May 1, 2010 - A new city law requires Buffalo landlords to disclose to tenants whether or not they allow smoking in their buildings. It is the first such policy in the state and one of only a few in the nation.
The disclosure law clarifies to smokers and non-smokers the tobacco policies in a building before they sign a rental agreement. But tobacco-control advocates also see such laws as a way to encourage landlords to make their apartments smoke-free.
"A smoke-free building is more attractive to tenants and tends to get higher payments," Anthony Billoni, coordinator of the Erie-Niagara Tobacco-Free Coalition, said Thursday, April 29th. The coalition worked with the city on the law, which went into effect with little notice in March.
The law, which is modeled after a policy in Oregon, requires landlords to disclose whether smoking is prohibited or allowed in a building, or allowed in limited areas. If smoking is allowed in limited areas, those areas must be identified. Colleen Hermann-Franzen, tobacco program manager for the American Lung Association in Oregon, said landlord groups supported the measure. "It has been well-received by tenants and landlords," she said. "The work now is informing people about the law." (Oregon's New Law Requiring Landlords to Disclose their Smoking Policy)
Notification must occur at the time tenants sign a lease agreement. Landlords can draft their own disclosure forms or use sample language available from such tobacco control organizations as the coalition.
Landlords in New York State are not required to use written lease agreements and are not required to disclose a smoking policy in writing.
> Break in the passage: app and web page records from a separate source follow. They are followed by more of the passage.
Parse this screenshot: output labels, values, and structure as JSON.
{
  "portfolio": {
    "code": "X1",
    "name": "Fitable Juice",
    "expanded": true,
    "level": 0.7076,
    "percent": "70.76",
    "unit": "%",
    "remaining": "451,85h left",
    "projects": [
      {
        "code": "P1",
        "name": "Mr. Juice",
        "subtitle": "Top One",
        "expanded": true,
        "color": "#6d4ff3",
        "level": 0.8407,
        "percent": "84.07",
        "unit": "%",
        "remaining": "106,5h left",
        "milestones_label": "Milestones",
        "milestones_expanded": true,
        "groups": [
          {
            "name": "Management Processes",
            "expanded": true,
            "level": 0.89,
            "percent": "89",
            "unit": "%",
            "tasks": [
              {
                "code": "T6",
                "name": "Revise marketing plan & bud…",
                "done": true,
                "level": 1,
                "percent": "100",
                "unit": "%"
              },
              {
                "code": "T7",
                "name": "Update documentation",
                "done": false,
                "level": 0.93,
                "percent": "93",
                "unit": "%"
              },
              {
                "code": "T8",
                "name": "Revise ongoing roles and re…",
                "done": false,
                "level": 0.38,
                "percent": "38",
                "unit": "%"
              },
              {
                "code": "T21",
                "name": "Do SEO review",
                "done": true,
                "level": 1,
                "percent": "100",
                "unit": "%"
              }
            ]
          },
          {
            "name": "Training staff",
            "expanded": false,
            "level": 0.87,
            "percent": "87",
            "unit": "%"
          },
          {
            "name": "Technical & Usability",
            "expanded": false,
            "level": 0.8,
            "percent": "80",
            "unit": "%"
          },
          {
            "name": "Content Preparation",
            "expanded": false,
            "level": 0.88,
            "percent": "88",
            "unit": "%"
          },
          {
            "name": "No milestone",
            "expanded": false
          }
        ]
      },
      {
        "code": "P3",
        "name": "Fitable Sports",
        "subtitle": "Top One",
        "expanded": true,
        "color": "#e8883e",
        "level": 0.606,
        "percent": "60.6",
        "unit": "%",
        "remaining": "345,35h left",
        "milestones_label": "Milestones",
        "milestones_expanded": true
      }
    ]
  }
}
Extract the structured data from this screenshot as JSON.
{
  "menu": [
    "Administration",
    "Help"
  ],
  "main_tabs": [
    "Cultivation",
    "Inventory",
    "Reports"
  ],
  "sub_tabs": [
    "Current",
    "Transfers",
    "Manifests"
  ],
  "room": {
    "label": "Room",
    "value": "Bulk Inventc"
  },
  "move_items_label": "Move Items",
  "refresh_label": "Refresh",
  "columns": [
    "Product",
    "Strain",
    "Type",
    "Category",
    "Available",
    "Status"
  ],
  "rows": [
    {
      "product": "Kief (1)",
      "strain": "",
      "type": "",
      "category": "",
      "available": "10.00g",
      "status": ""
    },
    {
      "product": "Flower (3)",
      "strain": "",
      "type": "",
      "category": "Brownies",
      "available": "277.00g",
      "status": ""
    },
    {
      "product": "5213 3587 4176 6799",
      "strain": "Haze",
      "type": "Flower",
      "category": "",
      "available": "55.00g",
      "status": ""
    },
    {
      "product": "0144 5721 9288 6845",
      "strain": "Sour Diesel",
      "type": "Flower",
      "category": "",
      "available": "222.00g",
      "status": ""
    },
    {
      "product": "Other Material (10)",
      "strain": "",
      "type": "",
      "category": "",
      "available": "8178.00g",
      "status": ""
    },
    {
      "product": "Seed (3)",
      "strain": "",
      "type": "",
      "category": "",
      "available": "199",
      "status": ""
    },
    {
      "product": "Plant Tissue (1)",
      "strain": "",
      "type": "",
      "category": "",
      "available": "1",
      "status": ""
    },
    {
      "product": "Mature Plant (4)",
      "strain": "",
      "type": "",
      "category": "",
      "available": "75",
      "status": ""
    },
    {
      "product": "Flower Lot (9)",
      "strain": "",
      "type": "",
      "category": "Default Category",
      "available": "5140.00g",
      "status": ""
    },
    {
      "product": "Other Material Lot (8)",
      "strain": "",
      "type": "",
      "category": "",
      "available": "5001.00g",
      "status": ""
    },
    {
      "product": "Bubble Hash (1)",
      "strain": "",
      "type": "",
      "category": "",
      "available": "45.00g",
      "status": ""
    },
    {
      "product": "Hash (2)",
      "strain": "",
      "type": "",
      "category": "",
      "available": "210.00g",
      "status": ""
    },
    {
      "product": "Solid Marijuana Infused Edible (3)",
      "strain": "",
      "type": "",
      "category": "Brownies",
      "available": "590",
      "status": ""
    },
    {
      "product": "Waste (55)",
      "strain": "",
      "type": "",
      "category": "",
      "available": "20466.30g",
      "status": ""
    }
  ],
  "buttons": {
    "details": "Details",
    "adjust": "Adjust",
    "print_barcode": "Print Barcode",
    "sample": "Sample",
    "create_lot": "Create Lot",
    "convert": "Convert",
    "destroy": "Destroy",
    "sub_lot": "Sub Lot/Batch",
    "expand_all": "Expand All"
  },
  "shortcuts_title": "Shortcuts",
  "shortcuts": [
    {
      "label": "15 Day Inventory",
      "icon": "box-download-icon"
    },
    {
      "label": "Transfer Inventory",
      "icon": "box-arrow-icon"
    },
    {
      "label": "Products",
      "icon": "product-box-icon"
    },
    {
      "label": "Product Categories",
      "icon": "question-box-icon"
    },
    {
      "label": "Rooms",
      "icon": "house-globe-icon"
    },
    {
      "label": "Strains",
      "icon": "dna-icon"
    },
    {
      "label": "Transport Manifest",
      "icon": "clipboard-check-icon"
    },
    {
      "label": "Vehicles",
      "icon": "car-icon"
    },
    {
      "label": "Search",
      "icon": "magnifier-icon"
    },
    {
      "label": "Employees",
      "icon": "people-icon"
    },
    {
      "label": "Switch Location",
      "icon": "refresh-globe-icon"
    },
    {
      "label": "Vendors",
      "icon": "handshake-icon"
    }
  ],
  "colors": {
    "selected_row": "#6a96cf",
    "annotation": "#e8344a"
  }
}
However, officials said a verbal disclosure leaves no physical proof that the disclosure occurred and leaves a landlord vulnerable to legal action by a tenant when misunderstandings over smoking policies arise.
"The law helps tenants protect themselves from second-hand smoke, and it helps smokers develop an understanding about whether they can smoke, which will avoid the many conflicts that make it to court," said City Housing Court Judge Henry J. Nowak.
Secondhand smoke, which is also known as environmental or passive smoke, (ets, secondhand smoke, involuntary smoking, sidestream smoke) includes smoke that comes from the end of a lighted cigarette or cigar, and smoke that comes from the exhalation of a smoker.
Secondhand smoke is classified as a cancer-causing agent by the U.S. Environmental Protection Agency and the International Agency for Research on Cancer, a branch of the World Health Organization.
The 2006 Richard H. Carmona, M.D., M.P.H., FACS U.S. Surgeon General's report concluded that secondhand smoke causes premature death and disease in children and in adults who do not smoke, including respiratory problems and, over a long period, cancer. (The Health Consequences of Involuntary Exposure to Tobacco Smoke: A Report of the Surgeon General June 27, 2006)
Billoni said the law will benefit landlords, especially those concerned about potential damage to their properties from fires and smoke odors, by clarifying that it is legal for them to make a multi-unit dwelling smoke-free. He and others likened the law to rental policies on pets and disclosure requirements about the presence of lead-based paint.
Belmont Housing Resources, which manages and builds low-cost housing in Buffalo, oversees more than 700 units in 15 multi-unit buildings in the region. The organization, which supports the law, over the years made its buildings smoke-free. "Landlords don't realize that it's legal to adopt a smoke-free policy. Smokers are not a legally protected group," said Pam Berger, vice president of property operations.
The Erie-Niagara Tobacco-Free Coalition announced Thursday, April 28th it is reimbursing landlords up to $500 for the cost of advertising a smoke-free building if they use the international no smoking logo or the phrase "No Smoking Allowed" in apartment rental ads.
Reference: Buffalo landlords required to disclose smoking policy to tenants by Henry L. Davis (firstname.lastname@example.org), The Buffalo News, 5/1/2010.